Montana probes bison deaths near Yellowstone ParkMay 20, 2013 The Associated Press
MISSOULA, Mont. -- State veterinarians in Montana have been sent to examine bison carcasses north of Yellowstone National Park amid fears the bison might have acquired a deadly disease from domestic sheep.
Pat Flowers of Montana Fish, Wildlife and Parks tells the Independent Record (http://bit.ly/113sjdu) that a veterinarian from his agency and the state Department of Livestock this weekend hope to do necropsies on the bison.
At least two bison and possibly four or more have been found dead in the last week.
The Gallatin Wildlife Asso-ciation said state officials should check for the presence of malignant catarrhal fever that can be transferred from domestic sheep to bison, cattle, deer and moose.
"There are dead bison and we don't know why," said the association's Kathryn QannaYahu. "The ones in the river didn't have any obvious cuts or scrapes.
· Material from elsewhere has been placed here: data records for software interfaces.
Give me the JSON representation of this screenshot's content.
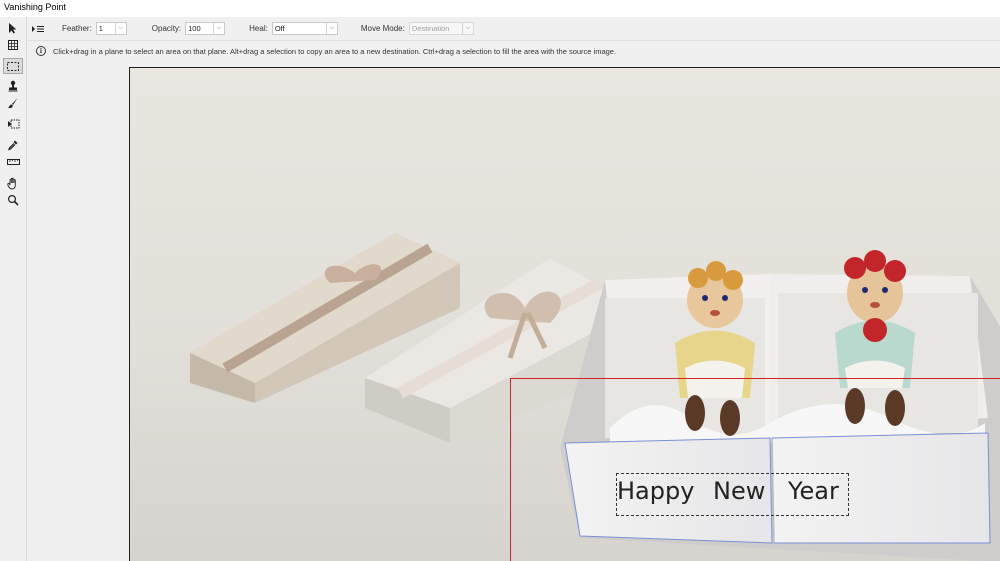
{
  "window": {
    "title": "Vanishing Point"
  },
  "options": {
    "menu_icon": "flyout-menu-icon",
    "feather": {
      "label": "Feather:",
      "value": "1"
    },
    "opacity": {
      "label": "Opacity:",
      "value": "100"
    },
    "heal": {
      "label": "Heal:",
      "value": "Off"
    },
    "move_mode": {
      "label": "Move Mode:",
      "value": "Destination"
    }
  },
  "info": {
    "icon": "info-icon",
    "message": "Click+drag in a plane to select an area on that plane. Alt+drag a selection to copy an area to a new destination. Ctrl+drag a selection to fill the area with the source image."
  },
  "tools": [
    {
      "name": "edit-plane-tool",
      "icon": "arrow-pointer-icon"
    },
    {
      "name": "create-plane-tool",
      "icon": "grid-plane-icon"
    },
    {
      "name": "marquee-tool",
      "icon": "marquee-icon",
      "active": true
    },
    {
      "name": "stamp-tool",
      "icon": "stamp-icon"
    },
    {
      "name": "brush-tool",
      "icon": "brush-icon"
    },
    {
      "name": "transform-tool",
      "icon": "transform-icon"
    },
    {
      "name": "eyedropper-tool",
      "icon": "eyedropper-icon"
    },
    {
      "name": "measure-tool",
      "icon": "ruler-icon"
    },
    {
      "name": "hand-tool",
      "icon": "hand-icon"
    },
    {
      "name": "zoom-tool",
      "icon": "magnifier-icon"
    }
  ],
  "canvas": {
    "image_text": {
      "word1": "Happy",
      "word2": "New",
      "word3": "Year"
    },
    "colors": {
      "selection": "#d42020",
      "plane": "#7a8fd6"
    }
  }
}
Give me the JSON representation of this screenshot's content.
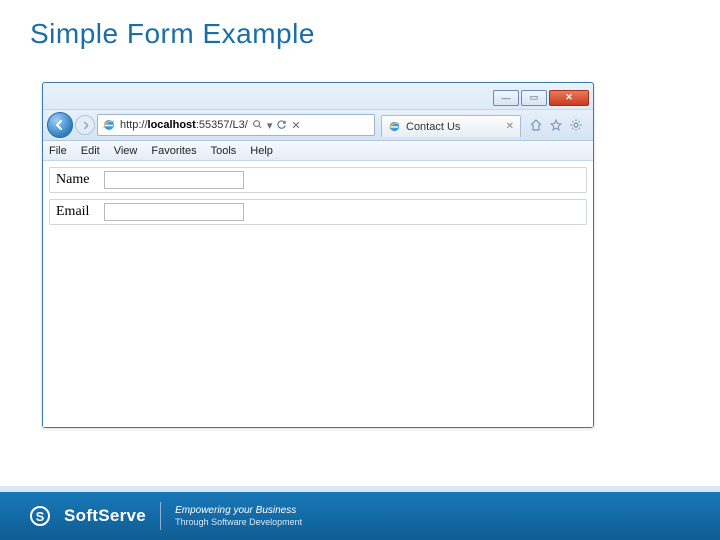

We just want this to be investigated because we don't want to see an outbreak of malignant catarrhal fever."
Two dead bison were found near rental cabins in the Beattle Gulch area. One was in the river and the other near it. Another was spotted off Highway 89 but was gone by Friday, and QannaYahu said hikers found more inside the park's northern border.
QannaYahu said authorities should see if there's a connection with the recent introduction of domestic sheep near the park's northern border.
"It's not unusual to have dead bison in the river at this time of year; we have winter kill that float down in high water," Flowers said. "But the presence of domestic sheep is something new for us there, so we decided we would check it out."
FWP veterinarian Jennifer Ramsey said the bison will be examined for evidence of trauma or disease.
She said they'll also be tested for anthrax that bison can pick up from nature. She said if those tests are negative, the bison's internal organs will be examined, looking for malignant catarrhal fever or some other possible cause.
"But we don't know how long the bison have been out there,"
she said. "Imagine them in the water, and with the relatively warm weather that we had, I don't know if the organs won't be decomposed to the point where we can't get a sample."
Tissue samples will be sent to state labs, she said.
Department of Livestock Veterinarian Martin Zaluski said malignant catarrhal fever is often found in sheep populations even though it doesn't appear to harm them.
"But I'd be very cautious about making that the focus of the investigation into the deaths at this point," Zaluski said. "There's no clinical testing, no diagnostics -- it's just speculation at this point. We need to let the investigation take its course."